===== Entries shown =====
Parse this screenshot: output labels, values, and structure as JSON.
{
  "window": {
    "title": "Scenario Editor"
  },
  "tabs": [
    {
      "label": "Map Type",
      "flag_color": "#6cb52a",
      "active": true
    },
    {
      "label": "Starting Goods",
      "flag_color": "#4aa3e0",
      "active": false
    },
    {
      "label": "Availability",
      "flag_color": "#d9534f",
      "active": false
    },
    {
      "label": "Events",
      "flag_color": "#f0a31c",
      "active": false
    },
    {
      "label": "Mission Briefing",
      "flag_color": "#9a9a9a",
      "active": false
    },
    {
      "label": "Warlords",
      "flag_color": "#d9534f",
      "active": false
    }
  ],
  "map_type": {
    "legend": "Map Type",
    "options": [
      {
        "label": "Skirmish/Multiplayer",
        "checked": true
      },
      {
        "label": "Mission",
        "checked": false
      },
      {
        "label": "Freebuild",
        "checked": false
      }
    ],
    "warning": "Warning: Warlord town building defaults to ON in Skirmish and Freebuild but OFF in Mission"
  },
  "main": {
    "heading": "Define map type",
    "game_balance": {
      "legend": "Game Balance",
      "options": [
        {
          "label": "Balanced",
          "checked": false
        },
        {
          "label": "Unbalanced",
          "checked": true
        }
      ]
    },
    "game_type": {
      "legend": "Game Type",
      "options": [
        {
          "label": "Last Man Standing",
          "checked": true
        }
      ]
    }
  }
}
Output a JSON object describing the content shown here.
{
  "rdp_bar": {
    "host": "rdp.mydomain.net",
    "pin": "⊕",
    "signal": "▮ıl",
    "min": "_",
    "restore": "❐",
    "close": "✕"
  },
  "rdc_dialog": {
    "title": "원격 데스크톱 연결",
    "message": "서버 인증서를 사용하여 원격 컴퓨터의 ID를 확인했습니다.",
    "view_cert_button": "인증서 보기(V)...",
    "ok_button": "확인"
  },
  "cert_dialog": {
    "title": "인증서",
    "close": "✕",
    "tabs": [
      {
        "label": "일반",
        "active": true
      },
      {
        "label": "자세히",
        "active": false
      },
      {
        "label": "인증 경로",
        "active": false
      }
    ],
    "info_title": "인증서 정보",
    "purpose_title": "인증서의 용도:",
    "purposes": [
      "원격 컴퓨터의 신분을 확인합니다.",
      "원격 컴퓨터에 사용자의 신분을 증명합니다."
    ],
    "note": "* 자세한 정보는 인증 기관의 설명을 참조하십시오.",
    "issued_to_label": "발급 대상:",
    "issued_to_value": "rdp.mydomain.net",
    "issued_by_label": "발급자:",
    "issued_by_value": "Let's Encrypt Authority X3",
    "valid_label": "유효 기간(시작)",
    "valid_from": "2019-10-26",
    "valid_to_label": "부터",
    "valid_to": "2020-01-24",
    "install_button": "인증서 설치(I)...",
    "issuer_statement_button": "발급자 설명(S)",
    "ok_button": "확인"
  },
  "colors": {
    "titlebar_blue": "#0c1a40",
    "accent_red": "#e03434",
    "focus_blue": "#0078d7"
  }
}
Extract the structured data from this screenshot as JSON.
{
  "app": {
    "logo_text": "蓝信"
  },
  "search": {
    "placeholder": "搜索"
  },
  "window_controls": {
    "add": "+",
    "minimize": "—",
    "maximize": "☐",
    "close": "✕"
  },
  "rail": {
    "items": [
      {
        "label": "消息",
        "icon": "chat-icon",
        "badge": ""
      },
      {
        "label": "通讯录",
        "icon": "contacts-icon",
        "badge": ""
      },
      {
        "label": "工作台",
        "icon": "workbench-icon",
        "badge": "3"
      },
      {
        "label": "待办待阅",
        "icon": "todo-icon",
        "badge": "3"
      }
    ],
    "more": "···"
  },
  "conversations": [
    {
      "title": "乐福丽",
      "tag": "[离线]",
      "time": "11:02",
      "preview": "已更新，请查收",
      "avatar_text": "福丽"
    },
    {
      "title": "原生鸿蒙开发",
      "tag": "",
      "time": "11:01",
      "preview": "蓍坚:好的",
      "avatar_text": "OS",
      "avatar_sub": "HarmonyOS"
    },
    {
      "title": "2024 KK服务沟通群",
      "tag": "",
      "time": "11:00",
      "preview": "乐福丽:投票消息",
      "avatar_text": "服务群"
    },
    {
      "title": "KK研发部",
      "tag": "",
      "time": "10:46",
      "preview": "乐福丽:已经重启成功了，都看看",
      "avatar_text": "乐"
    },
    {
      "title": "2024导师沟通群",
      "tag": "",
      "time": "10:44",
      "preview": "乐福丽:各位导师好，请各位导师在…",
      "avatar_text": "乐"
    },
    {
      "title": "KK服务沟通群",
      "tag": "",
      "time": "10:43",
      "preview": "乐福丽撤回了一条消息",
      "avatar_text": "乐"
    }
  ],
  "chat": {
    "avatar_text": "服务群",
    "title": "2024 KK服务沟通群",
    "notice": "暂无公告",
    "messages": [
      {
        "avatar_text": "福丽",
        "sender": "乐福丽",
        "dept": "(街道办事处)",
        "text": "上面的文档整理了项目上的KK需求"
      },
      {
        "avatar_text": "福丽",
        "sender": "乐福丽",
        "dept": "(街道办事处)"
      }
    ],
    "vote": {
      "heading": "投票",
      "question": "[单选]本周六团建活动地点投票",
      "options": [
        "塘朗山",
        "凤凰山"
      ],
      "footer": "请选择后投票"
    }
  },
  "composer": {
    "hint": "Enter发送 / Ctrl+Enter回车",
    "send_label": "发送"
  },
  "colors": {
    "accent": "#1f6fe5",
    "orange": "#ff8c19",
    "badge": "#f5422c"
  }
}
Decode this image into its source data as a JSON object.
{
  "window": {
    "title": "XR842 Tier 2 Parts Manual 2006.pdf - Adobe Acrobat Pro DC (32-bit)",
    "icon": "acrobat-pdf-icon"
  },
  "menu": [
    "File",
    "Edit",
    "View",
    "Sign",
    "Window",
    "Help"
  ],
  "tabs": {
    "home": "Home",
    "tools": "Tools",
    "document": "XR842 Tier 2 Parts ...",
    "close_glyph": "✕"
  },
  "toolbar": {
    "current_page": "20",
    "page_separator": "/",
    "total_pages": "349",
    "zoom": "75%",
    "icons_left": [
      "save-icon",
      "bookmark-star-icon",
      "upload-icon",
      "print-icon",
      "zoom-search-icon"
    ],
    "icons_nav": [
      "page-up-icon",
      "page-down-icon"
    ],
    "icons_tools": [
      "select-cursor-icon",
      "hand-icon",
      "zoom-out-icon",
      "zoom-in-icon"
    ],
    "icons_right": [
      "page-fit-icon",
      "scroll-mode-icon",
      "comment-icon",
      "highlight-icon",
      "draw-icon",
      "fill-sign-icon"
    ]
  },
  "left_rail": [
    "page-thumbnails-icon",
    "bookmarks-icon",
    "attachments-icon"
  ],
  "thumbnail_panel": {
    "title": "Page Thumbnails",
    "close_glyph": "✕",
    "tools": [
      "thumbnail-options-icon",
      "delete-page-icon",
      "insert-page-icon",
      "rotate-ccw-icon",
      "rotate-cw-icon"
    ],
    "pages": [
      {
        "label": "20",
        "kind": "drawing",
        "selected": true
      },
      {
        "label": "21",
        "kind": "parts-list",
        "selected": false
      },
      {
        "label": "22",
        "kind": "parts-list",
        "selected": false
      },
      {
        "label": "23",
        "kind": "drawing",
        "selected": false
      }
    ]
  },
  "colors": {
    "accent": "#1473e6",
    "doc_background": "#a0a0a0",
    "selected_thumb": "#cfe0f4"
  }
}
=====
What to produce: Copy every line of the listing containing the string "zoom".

Exercise result:
    "zoom": "75%",
      "zoom-search-icon"
      "zoom-out-icon",
      "zoom-in-icon"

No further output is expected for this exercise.